  3. Use atypical compositions in your filming. A good example would be to have people off of camera center during the scenes of awkwardly panning from face to face. Shaky camera syndrome is really effective as well. Try loading the camera man up on barbiturates and pain killers. I dare him to be able to stand steady! Remember: in the indy film, no camera technique is wrong, so experiment and go wild!

  4. Art. Some people say that art is a window in humanity’s soul. If this is true, you want people to assume that humanity is a retarded 7 year old when they look through your window to humanity’s soul. “What do you mean retarded 7 year old?” you might (and should!) ask. Let me stop being esoteric: throughout time, people have been artistically creative, slowly over time being capable of representing human experience and emotion more and more accurately, with greater levels of detail and drama. Do away with all of that. The fewer elements you have, the better off you’ll be. Do away with things like Basic Human Anatomy, and an Understanding of Structure and Layout. Pretty much, you can just wing it, and you can’t go wrong!

  5. This is the final and perhaps most important element of the indy film: crappy music. Remember that to be truly indy, you have to have music by bands that no one has heard of, and chances are that the fewer number of people that have heard of the band, the worse they are. A few things to listen for are an acoustic guitar with simple, detuned, repetitive “melodies,” and a singer who doesn’t know what a “pitch” or a “melody” is. If emo kids think it’s genius, by Jove, you’ve gotta have it in your indy movie, because it’s guaranteed that no one else will!

Indy film makers have been getting rich for years and weaving whole wardrobes made from dollar bills by following this simple formula! So just remember to be quaint, awkward, utilize the shaky camera, have sub par art direction, and terrible music and people will be flocking to see your movie just to prove their own totally unique and independent indy pride!

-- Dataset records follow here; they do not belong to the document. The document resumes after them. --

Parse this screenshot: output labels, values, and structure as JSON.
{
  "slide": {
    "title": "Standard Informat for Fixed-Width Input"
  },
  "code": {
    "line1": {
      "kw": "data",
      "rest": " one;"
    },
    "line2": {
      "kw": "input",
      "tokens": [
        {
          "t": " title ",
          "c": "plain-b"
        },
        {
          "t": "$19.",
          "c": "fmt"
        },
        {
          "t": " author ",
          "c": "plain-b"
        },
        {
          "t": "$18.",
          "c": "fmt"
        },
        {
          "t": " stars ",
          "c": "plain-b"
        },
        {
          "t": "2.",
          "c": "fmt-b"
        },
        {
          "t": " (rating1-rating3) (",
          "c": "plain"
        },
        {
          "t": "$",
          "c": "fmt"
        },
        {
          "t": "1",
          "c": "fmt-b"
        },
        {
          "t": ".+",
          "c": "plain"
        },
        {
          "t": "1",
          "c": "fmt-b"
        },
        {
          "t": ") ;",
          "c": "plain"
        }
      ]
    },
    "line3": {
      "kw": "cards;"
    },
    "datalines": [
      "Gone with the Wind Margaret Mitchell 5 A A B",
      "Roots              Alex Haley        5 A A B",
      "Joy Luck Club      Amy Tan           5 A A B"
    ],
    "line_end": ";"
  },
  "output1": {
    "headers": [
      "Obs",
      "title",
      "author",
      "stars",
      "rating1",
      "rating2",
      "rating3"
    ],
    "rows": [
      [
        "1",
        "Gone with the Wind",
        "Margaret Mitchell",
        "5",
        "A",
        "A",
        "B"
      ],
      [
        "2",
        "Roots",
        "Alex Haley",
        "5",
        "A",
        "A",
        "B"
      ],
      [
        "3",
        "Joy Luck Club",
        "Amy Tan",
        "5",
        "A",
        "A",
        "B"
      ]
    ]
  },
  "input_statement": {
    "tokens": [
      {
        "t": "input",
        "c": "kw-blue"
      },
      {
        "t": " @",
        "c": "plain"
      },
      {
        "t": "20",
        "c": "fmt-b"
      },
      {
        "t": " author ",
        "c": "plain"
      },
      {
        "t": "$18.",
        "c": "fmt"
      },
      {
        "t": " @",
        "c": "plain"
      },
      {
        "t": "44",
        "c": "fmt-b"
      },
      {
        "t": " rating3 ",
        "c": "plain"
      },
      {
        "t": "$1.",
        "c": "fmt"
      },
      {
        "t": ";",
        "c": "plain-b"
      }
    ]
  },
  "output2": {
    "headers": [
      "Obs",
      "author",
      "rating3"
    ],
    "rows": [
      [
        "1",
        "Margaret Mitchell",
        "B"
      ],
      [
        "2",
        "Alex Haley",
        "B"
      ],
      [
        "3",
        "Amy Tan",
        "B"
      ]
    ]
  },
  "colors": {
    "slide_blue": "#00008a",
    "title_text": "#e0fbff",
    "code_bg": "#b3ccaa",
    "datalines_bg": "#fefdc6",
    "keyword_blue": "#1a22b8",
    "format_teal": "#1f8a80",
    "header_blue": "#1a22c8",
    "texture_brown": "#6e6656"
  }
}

Cuyler is taking a Sci Fi Lit class, and came up with an amazing idea for a final project based on this: (WARNING: contains very disturbing images and….well, it’s pretty much totally disturbing)

A Demented Love: The Story of Carl von Cosel’s Obsession

The story will be revealed as we go…for now, call it an alternative ending to this very sad story.

1. Finish my CO teaching certification.

2. Send my resume to all surrounding school districts.

3. Be a doggy foster parent.

4. Weigh 120 pounds.

5. Submit a design to a magazine.

6. Finish editing and writing memoir-ish stories.

7. Own a garter belt.

8. Convert back patio into garden, and raise a successful garden using actual gardening knowledge involving pH and so on.

9. Teach in another country (Nepal?) for a year.

10. Do photo comic with husband.

11. Write and illustrate Edwin book.

12. Write thank you notes.

13. Finish putting photo albums together.

14.